Segment Start: Records for this task

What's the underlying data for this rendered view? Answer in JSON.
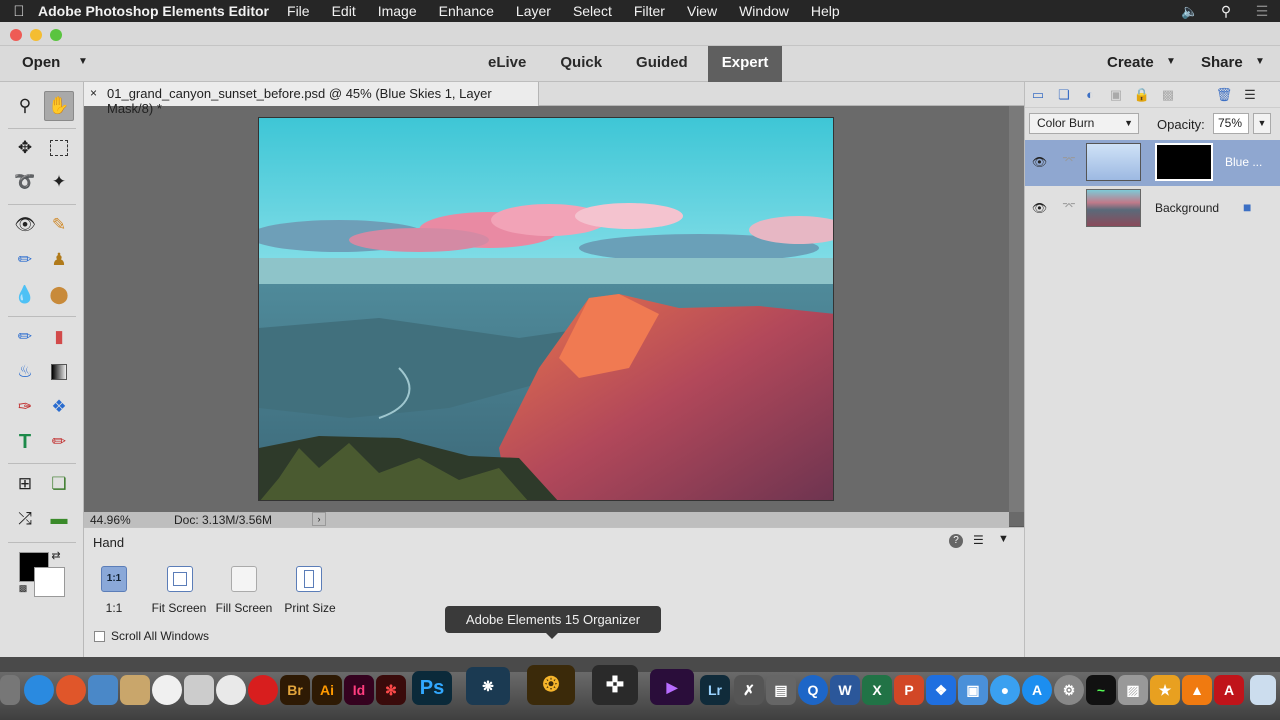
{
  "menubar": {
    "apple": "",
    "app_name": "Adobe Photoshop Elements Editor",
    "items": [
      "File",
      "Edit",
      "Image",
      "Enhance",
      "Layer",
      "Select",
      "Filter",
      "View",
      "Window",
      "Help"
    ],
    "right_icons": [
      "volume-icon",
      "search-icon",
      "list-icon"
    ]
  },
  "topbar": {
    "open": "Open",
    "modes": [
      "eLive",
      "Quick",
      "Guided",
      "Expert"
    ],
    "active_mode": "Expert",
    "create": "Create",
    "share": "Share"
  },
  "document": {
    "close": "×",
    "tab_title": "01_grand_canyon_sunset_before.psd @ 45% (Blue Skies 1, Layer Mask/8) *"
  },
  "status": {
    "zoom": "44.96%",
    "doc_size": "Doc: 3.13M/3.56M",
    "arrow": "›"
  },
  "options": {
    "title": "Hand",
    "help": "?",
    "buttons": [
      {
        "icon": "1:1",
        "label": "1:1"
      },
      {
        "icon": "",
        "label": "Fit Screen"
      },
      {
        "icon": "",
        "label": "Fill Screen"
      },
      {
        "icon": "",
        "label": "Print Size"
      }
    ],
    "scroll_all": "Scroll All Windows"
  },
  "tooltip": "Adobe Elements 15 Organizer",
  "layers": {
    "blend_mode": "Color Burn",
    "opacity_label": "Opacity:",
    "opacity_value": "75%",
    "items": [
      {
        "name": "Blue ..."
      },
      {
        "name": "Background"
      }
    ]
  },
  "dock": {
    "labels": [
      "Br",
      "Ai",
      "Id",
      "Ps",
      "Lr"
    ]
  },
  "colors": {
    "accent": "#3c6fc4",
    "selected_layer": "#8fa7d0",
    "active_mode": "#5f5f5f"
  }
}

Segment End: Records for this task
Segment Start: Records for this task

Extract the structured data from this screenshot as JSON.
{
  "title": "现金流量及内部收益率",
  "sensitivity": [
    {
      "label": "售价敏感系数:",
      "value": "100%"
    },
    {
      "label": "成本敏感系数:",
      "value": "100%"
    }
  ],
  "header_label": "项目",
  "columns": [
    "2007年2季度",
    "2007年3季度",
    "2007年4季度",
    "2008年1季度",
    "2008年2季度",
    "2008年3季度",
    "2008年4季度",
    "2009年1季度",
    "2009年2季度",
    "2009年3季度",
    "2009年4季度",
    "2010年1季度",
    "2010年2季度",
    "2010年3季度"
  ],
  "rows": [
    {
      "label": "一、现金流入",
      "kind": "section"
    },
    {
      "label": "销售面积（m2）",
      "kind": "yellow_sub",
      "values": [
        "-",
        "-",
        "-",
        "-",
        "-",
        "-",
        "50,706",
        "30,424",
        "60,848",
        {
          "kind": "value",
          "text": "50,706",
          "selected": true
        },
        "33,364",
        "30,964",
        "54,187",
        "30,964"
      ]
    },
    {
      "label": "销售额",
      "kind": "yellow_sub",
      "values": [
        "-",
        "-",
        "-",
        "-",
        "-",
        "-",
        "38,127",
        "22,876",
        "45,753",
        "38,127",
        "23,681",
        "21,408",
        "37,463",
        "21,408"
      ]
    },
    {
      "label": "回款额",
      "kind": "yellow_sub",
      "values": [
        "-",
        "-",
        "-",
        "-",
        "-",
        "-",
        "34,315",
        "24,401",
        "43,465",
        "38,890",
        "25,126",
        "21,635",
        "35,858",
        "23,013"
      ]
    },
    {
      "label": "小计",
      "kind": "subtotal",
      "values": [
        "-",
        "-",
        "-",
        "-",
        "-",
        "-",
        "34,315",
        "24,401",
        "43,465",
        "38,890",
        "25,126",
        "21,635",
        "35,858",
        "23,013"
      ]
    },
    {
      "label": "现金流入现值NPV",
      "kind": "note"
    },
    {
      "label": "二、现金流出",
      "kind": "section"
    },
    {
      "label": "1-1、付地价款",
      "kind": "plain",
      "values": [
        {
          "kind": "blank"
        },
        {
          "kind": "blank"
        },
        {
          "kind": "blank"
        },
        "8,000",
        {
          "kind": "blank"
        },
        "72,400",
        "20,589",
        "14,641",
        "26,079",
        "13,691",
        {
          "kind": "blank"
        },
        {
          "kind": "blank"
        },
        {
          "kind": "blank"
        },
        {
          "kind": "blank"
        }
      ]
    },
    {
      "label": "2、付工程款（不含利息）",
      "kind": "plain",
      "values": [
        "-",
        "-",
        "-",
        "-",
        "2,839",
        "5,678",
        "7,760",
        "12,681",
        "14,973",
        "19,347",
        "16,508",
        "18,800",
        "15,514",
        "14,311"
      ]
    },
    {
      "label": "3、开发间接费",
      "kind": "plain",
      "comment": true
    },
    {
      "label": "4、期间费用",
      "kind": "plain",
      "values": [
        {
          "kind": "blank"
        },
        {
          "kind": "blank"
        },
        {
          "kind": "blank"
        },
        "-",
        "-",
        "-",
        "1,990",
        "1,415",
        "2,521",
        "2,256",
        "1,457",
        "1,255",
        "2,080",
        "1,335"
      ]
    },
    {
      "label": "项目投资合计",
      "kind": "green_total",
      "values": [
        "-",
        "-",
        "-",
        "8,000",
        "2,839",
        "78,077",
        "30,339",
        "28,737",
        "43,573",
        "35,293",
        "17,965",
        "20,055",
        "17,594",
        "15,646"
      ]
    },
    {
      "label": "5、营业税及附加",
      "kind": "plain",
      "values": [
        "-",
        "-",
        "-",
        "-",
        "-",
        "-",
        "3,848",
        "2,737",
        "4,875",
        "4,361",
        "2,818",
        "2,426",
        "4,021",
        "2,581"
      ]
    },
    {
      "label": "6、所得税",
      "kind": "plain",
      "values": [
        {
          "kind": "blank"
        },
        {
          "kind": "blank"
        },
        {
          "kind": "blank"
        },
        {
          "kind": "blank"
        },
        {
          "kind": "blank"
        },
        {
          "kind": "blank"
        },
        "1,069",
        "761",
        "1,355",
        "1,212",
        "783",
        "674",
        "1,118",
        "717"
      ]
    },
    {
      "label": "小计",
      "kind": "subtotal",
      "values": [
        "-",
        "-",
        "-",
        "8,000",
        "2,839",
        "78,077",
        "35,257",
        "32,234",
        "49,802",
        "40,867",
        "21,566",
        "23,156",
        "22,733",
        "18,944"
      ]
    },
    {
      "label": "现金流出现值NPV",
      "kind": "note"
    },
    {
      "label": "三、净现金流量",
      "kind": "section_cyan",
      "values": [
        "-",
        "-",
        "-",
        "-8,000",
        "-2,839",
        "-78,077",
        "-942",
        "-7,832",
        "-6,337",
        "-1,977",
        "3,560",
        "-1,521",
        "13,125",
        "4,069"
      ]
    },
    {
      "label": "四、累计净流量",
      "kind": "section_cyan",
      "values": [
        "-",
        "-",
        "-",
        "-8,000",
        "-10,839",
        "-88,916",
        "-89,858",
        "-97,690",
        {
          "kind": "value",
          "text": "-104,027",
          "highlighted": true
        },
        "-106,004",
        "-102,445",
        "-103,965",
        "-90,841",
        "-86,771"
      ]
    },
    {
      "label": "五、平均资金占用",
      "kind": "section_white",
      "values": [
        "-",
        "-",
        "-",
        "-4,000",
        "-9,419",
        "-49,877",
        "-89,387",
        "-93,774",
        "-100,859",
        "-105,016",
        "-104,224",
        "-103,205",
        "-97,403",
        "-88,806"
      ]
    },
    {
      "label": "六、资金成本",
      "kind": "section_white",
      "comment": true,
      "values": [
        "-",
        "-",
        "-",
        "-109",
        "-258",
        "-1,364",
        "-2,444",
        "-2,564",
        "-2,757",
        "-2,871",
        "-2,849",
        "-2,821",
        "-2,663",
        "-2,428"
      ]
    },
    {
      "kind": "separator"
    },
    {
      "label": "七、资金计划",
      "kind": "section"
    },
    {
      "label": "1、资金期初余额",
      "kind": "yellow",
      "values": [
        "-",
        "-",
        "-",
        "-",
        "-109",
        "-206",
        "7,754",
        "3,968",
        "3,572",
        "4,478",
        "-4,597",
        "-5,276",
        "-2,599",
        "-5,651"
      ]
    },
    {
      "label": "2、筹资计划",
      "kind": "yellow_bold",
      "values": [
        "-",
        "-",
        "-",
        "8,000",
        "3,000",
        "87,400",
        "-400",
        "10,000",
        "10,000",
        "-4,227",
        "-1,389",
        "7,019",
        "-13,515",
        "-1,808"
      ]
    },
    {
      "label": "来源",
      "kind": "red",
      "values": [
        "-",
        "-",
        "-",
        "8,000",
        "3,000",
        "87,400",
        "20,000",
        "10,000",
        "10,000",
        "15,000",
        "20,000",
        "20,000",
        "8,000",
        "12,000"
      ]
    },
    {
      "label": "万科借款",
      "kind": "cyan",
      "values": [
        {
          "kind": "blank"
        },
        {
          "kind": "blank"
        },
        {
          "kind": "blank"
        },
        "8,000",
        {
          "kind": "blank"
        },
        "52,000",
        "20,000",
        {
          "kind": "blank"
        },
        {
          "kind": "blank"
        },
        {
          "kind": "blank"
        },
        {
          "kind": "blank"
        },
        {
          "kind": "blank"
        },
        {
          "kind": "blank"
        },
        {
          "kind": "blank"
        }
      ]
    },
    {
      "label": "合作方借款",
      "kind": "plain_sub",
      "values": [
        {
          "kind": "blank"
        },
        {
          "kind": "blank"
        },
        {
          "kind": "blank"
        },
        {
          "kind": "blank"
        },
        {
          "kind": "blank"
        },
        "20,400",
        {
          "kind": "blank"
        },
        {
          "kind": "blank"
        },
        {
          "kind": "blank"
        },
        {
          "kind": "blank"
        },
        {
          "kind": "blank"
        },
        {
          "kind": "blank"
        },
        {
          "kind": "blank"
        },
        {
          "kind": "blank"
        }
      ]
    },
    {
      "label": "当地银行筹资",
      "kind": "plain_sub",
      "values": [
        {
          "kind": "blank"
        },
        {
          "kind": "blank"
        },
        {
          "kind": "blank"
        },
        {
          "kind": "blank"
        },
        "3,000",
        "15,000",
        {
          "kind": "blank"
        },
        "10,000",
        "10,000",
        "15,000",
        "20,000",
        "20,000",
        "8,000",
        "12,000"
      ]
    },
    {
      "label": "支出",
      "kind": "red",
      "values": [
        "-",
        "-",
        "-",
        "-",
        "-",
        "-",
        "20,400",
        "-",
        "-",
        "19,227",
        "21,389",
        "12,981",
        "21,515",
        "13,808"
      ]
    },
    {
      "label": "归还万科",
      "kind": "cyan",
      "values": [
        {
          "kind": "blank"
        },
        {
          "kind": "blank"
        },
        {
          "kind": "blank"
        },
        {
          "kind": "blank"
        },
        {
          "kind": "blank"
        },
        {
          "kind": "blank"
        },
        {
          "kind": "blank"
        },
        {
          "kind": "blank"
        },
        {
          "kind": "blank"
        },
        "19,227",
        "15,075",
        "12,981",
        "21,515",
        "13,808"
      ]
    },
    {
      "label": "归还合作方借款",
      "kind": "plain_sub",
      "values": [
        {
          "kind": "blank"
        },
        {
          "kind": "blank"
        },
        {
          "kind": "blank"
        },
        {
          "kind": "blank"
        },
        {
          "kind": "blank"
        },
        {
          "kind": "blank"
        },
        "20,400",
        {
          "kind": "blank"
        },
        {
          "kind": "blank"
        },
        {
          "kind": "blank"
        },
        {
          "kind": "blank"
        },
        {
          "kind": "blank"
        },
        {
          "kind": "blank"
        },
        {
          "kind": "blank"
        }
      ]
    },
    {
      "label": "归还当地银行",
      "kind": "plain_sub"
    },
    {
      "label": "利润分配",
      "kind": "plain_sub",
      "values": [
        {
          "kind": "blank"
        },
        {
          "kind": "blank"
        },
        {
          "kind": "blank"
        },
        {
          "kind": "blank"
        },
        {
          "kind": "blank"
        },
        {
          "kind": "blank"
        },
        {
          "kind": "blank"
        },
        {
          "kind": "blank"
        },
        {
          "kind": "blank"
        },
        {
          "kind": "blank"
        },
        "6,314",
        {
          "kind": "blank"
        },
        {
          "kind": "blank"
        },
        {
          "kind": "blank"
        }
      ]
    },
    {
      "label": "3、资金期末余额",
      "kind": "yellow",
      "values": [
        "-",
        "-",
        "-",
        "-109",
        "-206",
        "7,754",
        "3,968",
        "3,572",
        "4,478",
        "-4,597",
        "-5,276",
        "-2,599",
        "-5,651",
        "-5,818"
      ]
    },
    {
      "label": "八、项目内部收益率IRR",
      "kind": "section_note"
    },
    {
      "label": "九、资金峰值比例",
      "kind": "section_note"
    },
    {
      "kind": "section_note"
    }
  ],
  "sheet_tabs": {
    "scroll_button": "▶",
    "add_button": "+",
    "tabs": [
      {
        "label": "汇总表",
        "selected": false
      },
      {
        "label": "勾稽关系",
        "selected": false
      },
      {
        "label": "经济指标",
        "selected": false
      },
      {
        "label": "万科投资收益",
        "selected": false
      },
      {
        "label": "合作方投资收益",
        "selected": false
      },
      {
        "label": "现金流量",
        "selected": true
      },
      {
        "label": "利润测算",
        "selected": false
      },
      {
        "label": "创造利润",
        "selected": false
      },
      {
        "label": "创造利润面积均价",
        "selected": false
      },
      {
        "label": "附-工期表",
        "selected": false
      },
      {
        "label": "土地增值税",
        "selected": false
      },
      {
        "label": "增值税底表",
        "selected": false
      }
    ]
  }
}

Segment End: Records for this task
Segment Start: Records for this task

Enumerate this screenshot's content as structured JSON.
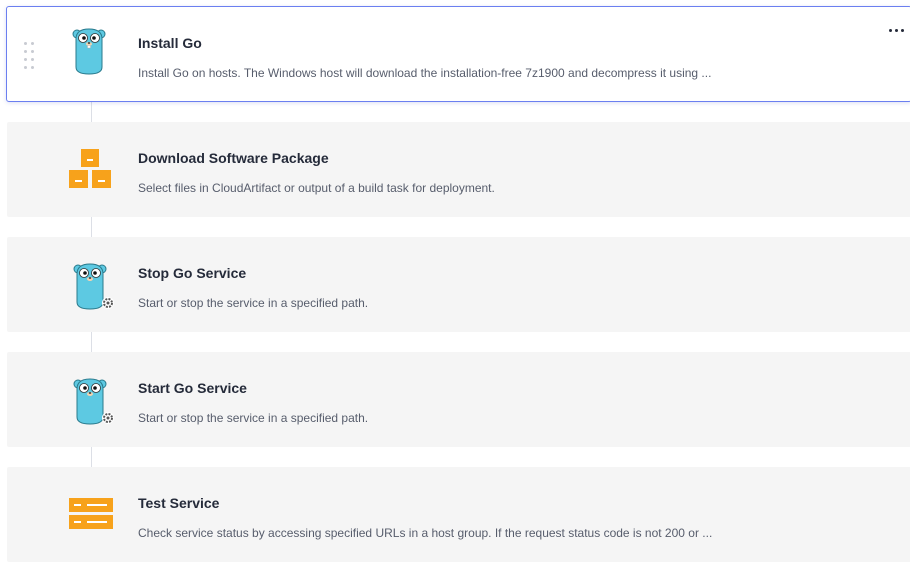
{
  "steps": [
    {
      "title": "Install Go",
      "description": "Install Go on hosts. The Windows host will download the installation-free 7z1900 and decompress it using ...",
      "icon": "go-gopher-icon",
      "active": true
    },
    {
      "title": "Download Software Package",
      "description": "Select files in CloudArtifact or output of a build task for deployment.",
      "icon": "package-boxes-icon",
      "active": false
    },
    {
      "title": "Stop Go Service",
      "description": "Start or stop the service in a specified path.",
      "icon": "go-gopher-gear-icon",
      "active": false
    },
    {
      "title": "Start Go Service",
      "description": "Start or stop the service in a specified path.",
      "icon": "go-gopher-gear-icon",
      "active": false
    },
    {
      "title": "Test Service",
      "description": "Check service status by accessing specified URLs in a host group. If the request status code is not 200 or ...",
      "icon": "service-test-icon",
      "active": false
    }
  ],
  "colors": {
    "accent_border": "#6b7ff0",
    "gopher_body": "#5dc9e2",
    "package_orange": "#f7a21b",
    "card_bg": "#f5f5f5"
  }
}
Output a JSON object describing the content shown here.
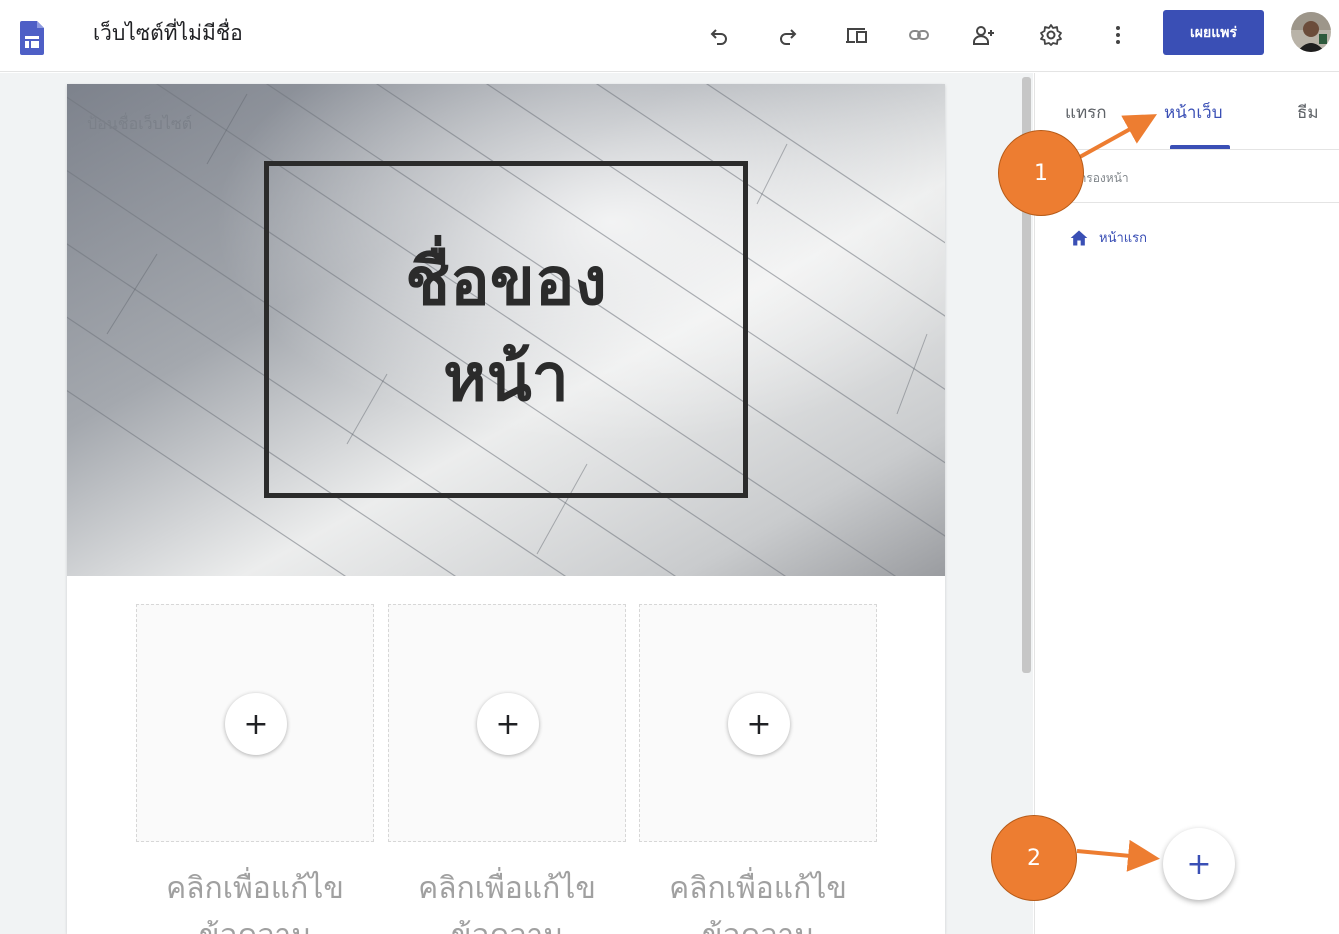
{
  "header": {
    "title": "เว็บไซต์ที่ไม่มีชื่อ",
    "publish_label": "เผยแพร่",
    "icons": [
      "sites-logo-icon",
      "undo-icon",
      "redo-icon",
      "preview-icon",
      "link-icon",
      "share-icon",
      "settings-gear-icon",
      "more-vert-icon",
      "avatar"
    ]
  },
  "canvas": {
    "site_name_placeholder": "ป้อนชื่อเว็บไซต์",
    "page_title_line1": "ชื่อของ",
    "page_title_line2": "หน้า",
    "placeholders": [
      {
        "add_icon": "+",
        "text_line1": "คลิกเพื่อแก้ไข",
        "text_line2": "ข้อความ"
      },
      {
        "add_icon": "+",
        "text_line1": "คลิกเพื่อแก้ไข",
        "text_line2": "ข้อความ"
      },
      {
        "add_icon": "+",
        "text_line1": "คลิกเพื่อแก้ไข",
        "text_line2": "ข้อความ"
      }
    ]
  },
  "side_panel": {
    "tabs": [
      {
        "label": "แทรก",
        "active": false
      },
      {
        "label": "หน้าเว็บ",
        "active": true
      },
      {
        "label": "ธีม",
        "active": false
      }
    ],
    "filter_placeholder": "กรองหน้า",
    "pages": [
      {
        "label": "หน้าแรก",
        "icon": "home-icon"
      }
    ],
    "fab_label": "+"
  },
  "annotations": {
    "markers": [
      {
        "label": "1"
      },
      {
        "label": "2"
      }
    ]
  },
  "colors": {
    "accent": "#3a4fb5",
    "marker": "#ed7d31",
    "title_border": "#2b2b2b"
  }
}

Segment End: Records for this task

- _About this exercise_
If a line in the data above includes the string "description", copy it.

- _Written solution_
      "description": "Install Go on hosts. The Windows host will download the installation-free 7z1900 and decompress it using ...",
      "description": "Select files in CloudArtifact or output of a build task for deployment.",
      "description": "Start or stop the service in a specified path.",
      "description": "Start or stop the service in a specified path.",
      "description": "Check service status by accessing specified URLs in a host group. If the request status code is not 200 or ...",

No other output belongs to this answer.